I like it, thumbs up.

--

P.S. it might be useful (doubt it though), but last night I made a rebuttal in icelandic and it can be found here in a google translated way.

2011-09-02 01:26:05ready to go
dana1981
Dana Nuccitelli
dana1981@yahoo...
69.230.106.125

Okay, I created the myth "CERN CLOUD experiment proved cosmic rays are causing global warming."  I made my post the basic rebuttal, and thingsbreak's the intermediate.  I gave it the short URL sks.to/cern.  And I added a greenbox to the bottom of my post noting all that.

Now my post just needs jg's nails graphics and we're good to go.

2011-09-02 06:57:58
nealjking

nealjking@gmail...
84.151.32.69

I think you have to state the claim at the beginning, to get a sensible association with the nail.

Also, I think the tone is a little too dry: If we're going to play with nails and zombies, we should be willing to crack a smile.

2011-09-02 12:17:20
jyyh
Otto Lehikoinen
otanle@hotmail...
85.77.109.161

the flaming headlines belong to 'sceptic' sites

2011-09-02 14:45:09
dana1981
Dana Nuccitelli
dana1981@yahoo...
69.230.106.125
The rebuttal is probably fine as-is. The blog post may need some revising to work with all the nail imagery once jg is finished with it. I may leave that up to John since I'll be on vacation, unless he wants to wait until I get back.
2011-09-03 13:09:54It's worse than saying nothing
muoncounter
Dan Friedman
dfriedman3@comcast...
76.30.158.238

It really is worse than saying nothing; this experiment can't say anything about cosmic rays and climate.

 

The 3.5 GeV positive pion beam used is just as good an analog for solar cosmic rays as it is for the elusive galactic cosmic rays.  We live in a constant background of solar cosmic rays - mostly muons with 2-4 GeV energy.  If the CLOUD experiment actually produces clouds beyond Nigel Calder's wildest dreams, then we would have solar cosmic rays producing clouds -- we should have all clouds, all the time.  As I've said before, where are the clouds?

 

Further, the original tie to GCRs was the Be10 anomalies coincident with cooling events.  Be10 is formed by spallation; it is typically a result of high energy protons (which are actually GCR products).  Pions decay to muons.  There aren't any protons in this experiment; it does not represent even the basic points of the supposed GCR-climate connection.

 

Calder's dam against which AGW breaks is leaking very badly.
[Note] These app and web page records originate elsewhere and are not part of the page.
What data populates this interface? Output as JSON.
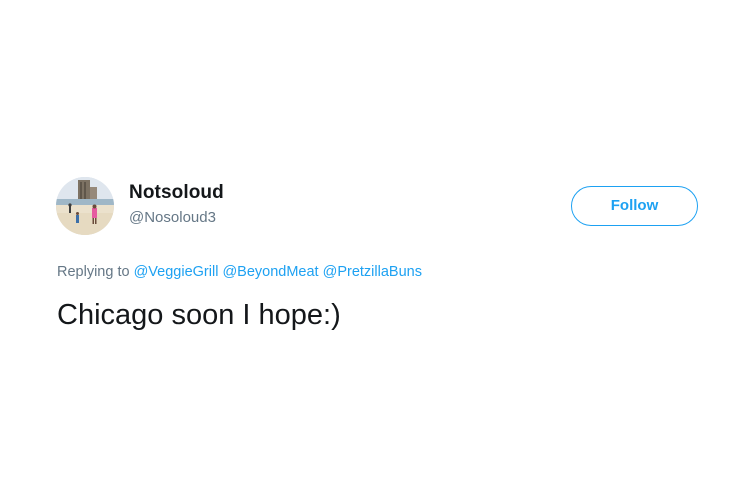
{
  "user": {
    "display_name": "Notsoloud",
    "handle": "@Nosoloud3",
    "avatar_icon": "beach-photo-avatar"
  },
  "follow_button": {
    "label": "Follow"
  },
  "reply": {
    "prefix": "Replying to",
    "mentions": [
      "@VeggieGrill",
      "@BeyondMeat",
      "@PretzillaBuns"
    ]
  },
  "tweet": {
    "text": "Chicago soon I hope:)"
  },
  "colors": {
    "accent": "#1da1f2",
    "text_primary": "#14171a",
    "text_secondary": "#657786",
    "background": "#ffffff"
  }
}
2011-09-03 17:15:52
Glenn Tamblyn

glenn@thefoodgallery.com...
124.180.41.123

Generally I like it. One point however that is perhaps important for a basic rebuttal is that it doesn't spell out the difference in time scale between a solar cycle and multiple decades of warming. A more knowledgable audience might understand that, a basic one not.

 

Muoncounter. Sounds to me like you are the right person to write the advanced rebuttal...